INSTRUCTIONS FOR THE TASK> Tally the lines of the data that include the word "JSON" and state the total, nothing else.

Records from a collection
• • • •

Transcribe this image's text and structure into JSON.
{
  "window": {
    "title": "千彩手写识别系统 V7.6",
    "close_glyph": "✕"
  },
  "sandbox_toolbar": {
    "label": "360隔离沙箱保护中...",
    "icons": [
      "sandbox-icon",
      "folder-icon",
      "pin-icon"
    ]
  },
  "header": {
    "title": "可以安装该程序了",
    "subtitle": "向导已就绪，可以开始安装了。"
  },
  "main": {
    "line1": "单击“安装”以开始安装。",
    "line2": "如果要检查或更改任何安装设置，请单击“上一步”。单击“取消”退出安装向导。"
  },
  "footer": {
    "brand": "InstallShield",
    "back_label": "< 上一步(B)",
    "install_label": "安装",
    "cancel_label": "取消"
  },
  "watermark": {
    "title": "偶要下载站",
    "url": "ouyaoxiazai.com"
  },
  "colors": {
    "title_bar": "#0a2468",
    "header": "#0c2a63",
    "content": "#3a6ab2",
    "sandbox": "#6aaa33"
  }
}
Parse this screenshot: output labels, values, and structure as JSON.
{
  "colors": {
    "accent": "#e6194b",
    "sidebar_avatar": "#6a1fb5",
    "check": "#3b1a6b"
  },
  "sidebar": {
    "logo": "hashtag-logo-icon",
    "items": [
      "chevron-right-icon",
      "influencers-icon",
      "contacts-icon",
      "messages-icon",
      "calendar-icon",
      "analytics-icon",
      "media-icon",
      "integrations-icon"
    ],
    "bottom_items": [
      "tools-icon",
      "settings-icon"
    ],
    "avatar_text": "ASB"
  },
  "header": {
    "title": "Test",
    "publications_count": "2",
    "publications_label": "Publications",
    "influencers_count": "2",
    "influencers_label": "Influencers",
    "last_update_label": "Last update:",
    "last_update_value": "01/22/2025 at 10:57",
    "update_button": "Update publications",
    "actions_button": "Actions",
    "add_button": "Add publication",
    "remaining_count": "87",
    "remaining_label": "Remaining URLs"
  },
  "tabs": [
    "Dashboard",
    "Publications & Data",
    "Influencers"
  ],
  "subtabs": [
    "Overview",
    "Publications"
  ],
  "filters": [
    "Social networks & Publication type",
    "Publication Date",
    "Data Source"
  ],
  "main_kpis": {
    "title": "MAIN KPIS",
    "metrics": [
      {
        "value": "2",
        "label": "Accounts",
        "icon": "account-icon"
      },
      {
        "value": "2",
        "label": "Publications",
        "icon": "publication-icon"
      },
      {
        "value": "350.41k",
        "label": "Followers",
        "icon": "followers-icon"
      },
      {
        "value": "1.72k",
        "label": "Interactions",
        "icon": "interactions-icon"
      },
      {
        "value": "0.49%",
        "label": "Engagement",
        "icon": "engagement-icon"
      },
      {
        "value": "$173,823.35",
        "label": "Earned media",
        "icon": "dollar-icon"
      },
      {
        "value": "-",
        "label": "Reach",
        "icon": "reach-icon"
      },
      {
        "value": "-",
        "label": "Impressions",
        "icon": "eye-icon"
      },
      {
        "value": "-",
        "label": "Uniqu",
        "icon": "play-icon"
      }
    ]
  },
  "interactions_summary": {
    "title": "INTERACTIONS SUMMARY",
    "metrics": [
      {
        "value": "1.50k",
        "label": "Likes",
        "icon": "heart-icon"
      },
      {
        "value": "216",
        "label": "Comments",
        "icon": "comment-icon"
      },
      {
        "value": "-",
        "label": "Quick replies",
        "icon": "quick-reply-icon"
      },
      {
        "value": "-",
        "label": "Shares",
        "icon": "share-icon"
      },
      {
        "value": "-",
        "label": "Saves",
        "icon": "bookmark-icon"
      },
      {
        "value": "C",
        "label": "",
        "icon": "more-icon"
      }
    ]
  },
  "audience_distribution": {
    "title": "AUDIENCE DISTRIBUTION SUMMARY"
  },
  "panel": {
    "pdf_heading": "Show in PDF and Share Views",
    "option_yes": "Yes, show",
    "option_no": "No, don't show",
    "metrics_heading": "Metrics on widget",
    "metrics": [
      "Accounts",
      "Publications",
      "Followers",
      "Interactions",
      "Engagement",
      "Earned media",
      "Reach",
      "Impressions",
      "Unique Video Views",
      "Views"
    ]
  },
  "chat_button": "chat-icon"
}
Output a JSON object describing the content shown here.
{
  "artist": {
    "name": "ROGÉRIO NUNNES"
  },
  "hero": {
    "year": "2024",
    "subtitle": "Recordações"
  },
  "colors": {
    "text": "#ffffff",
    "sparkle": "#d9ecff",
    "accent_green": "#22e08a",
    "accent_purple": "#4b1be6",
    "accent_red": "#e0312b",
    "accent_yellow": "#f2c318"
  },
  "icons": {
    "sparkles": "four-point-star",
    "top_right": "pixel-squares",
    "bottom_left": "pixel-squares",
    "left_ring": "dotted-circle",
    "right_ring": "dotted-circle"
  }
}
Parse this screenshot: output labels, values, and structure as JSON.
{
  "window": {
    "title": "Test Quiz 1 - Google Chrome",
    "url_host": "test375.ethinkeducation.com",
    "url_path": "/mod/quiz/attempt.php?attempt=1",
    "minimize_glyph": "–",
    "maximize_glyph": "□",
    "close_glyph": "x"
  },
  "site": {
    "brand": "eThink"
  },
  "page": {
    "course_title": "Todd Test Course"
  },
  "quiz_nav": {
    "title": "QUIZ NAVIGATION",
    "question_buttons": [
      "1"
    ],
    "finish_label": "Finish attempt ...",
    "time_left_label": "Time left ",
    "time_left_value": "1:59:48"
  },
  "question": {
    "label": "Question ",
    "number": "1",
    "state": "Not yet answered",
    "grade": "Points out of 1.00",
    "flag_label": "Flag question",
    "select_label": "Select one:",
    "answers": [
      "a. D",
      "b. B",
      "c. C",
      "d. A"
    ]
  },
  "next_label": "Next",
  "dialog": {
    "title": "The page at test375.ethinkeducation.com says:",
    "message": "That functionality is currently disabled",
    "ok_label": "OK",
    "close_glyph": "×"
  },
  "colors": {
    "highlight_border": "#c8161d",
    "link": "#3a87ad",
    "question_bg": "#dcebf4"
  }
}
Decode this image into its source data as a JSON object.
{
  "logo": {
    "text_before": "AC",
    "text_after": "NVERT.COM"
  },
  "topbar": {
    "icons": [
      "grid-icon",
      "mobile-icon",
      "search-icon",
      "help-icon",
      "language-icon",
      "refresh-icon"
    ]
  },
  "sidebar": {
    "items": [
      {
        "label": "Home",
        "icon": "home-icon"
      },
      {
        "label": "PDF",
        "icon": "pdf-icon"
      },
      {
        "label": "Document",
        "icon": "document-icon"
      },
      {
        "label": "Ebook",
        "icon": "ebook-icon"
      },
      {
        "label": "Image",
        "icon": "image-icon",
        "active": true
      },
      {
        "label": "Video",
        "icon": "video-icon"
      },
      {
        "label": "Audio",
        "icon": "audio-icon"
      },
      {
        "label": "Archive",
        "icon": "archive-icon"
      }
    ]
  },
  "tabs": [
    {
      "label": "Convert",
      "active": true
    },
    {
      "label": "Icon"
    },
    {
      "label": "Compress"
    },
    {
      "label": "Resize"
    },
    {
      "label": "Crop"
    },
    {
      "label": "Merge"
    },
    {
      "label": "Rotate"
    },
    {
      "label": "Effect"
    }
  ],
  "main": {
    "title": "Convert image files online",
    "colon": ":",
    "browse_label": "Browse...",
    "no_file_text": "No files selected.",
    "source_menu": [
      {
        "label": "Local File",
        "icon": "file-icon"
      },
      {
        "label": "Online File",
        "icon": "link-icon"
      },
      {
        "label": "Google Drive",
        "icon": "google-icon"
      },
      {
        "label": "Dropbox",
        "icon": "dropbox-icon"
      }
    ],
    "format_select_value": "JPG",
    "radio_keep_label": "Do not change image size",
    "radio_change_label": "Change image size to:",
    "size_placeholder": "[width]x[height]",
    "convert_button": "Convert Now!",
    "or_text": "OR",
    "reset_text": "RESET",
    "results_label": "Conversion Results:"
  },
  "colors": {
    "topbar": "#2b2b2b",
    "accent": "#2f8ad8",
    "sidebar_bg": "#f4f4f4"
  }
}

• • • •

EXERCISE SOLUTION> 5